▽

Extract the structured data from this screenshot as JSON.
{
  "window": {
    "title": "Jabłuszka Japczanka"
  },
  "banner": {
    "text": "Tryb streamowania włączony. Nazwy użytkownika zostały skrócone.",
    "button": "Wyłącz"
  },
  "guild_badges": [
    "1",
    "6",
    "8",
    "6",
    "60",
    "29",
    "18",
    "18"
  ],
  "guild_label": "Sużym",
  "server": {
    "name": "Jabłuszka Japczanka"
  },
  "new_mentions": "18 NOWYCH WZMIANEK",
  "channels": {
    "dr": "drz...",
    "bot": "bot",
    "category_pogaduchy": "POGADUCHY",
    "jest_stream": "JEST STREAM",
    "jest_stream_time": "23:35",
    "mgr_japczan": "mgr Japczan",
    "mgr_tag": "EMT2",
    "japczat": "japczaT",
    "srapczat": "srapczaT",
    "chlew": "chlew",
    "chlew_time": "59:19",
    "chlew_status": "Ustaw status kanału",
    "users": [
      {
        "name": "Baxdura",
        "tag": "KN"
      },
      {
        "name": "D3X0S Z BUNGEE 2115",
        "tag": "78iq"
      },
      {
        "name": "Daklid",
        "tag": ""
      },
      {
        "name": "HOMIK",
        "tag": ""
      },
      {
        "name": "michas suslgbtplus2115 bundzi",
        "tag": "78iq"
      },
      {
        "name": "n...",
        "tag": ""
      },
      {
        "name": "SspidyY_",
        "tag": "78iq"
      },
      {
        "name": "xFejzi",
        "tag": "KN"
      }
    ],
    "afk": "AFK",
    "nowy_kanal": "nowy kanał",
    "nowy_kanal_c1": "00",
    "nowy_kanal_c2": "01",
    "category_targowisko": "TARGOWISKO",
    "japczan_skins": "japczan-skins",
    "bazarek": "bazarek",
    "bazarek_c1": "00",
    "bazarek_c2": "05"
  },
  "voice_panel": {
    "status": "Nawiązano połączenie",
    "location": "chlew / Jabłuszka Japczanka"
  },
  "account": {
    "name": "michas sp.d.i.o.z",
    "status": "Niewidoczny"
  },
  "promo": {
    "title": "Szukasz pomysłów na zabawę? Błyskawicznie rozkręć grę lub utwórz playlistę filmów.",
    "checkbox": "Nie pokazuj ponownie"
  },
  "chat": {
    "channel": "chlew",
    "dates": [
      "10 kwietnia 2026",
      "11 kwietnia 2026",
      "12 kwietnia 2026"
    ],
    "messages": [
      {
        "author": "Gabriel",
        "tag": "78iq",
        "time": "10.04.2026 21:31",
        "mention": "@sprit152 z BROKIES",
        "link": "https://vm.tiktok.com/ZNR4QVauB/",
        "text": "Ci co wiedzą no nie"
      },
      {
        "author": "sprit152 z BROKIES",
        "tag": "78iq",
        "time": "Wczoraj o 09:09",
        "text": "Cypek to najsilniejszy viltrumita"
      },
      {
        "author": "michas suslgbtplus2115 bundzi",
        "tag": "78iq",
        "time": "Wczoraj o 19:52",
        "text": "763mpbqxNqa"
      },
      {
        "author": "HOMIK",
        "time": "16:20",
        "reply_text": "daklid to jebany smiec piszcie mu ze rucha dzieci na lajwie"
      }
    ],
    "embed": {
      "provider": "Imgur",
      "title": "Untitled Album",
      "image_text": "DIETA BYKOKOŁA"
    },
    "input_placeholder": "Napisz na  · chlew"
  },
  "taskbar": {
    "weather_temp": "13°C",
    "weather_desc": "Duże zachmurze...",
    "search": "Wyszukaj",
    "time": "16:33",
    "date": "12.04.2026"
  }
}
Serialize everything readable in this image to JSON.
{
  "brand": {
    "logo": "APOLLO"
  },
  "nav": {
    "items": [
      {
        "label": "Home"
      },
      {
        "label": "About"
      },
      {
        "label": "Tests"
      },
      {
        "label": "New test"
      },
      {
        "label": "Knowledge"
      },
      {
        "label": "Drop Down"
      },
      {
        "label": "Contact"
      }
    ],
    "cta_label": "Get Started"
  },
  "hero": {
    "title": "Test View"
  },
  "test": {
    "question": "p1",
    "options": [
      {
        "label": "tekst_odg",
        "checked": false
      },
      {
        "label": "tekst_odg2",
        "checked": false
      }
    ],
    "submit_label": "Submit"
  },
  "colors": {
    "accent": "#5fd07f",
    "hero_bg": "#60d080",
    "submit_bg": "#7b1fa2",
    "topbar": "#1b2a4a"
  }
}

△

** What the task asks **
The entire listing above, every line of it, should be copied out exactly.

** Completed task **
Extract the structured data from this screenshot as JSON.
{
  "window": {
    "title": "Jabłuszka Japczanka"
  },
  "banner": {
    "text": "Tryb streamowania włączony. Nazwy użytkownika zostały skrócone.",
    "button": "Wyłącz"
  },
  "guild_badges": [
    "1",
    "6",
    "8",
    "6",
    "60",
    "29",
    "18",
    "18"
  ],
  "guild_label": "Sużym",
  "server": {
    "name": "Jabłuszka Japczanka"
  },
  "new_mentions": "18 NOWYCH WZMIANEK",
  "channels": {
    "dr": "drz...",
    "bot": "bot",
    "category_pogaduchy": "POGADUCHY",
    "jest_stream": "JEST STREAM",
    "jest_stream_time": "23:35",
    "mgr_japczan": "mgr Japczan",
    "mgr_tag": "EMT2",
    "japczat": "japczaT",
    "srapczat": "srapczaT",
    "chlew": "chlew",
    "chlew_time": "59:19",
    "chlew_status": "Ustaw status kanału",
    "users": [
      {
        "name": "Baxdura",
        "tag": "KN"
      },
      {
        "name": "D3X0S Z BUNGEE 2115",
        "tag": "78iq"
      },
      {
        "name": "Daklid",
        "tag": ""
      },
      {
        "name": "HOMIK",
        "tag": ""
      },
      {
        "name": "michas suslgbtplus2115 bundzi",
        "tag": "78iq"
      },
      {
        "name": "n...",
        "tag": ""
      },
      {
        "name": "SspidyY_",
        "tag": "78iq"
      },
      {
        "name": "xFejzi",
        "tag": "KN"
      }
    ],
    "afk": "AFK",
    "nowy_kanal": "nowy kanał",
    "nowy_kanal_c1": "00",
    "nowy_kanal_c2": "01",
    "category_targowisko": "TARGOWISKO",
    "japczan_skins": "japczan-skins",
    "bazarek": "bazarek",
    "bazarek_c1": "00",
    "bazarek_c2": "05"
  },
  "voice_panel": {
    "status": "Nawiązano połączenie",
    "location": "chlew / Jabłuszka Japczanka"
  },
  "account": {
    "name": "michas sp.d.i.o.z",
    "status": "Niewidoczny"
  },
  "promo": {
    "title": "Szukasz pomysłów na zabawę? Błyskawicznie rozkręć grę lub utwórz playlistę filmów.",
    "checkbox": "Nie pokazuj ponownie"
  },
  "chat": {
    "channel": "chlew",
    "dates": [
      "10 kwietnia 2026",
      "11 kwietnia 2026",
      "12 kwietnia 2026"
    ],
    "messages": [
      {
        "author": "Gabriel",
        "tag": "78iq",
        "time": "10.04.2026 21:31",
        "mention": "@sprit152 z BROKIES",
        "link": "https://vm.tiktok.com/ZNR4QVauB/",
        "text": "Ci co wiedzą no nie"
      },
      {
        "author": "sprit152 z BROKIES",
        "tag": "78iq",
        "time": "Wczoraj o 09:09",
        "text": "Cypek to najsilniejszy viltrumita"
      },
      {
        "author": "michas suslgbtplus2115 bundzi",
        "tag": "78iq",
        "time": "Wczoraj o 19:52",
        "text": "763mpbqxNqa"
      },
      {
        "author": "HOMIK",
        "time": "16:20",
        "reply_text": "daklid to jebany smiec piszcie mu ze rucha dzieci na lajwie"
      }
    ],
    "embed": {
      "provider": "Imgur",
      "title": "Untitled Album",
      "image_text": "DIETA BYKOKOŁA"
    },
    "input_placeholder": "Napisz na  · chlew"
  },
  "taskbar": {
    "weather_temp": "13°C",
    "weather_desc": "Duże zachmurze...",
    "search": "Wyszukaj",
    "time": "16:33",
    "date": "12.04.2026"
  }
}
Serialize everything readable in this image to JSON.
{
  "brand": {
    "logo": "APOLLO"
  },
  "nav": {
    "items": [
      {
        "label": "Home"
      },
      {
        "label": "About"
      },
      {
        "label": "Tests"
      },
      {
        "label": "New test"
      },
      {
        "label": "Knowledge"
      },
      {
        "label": "Drop Down"
      },
      {
        "label": "Contact"
      }
    ],
    "cta_label": "Get Started"
  },
  "hero": {
    "title": "Test View"
  },
  "test": {
    "question": "p1",
    "options": [
      {
        "label": "tekst_odg",
        "checked": false
      },
      {
        "label": "tekst_odg2",
        "checked": false
      }
    ],
    "submit_label": "Submit"
  },
  "colors": {
    "accent": "#5fd07f",
    "hero_bg": "#60d080",
    "submit_bg": "#7b1fa2",
    "topbar": "#1b2a4a"
  }
}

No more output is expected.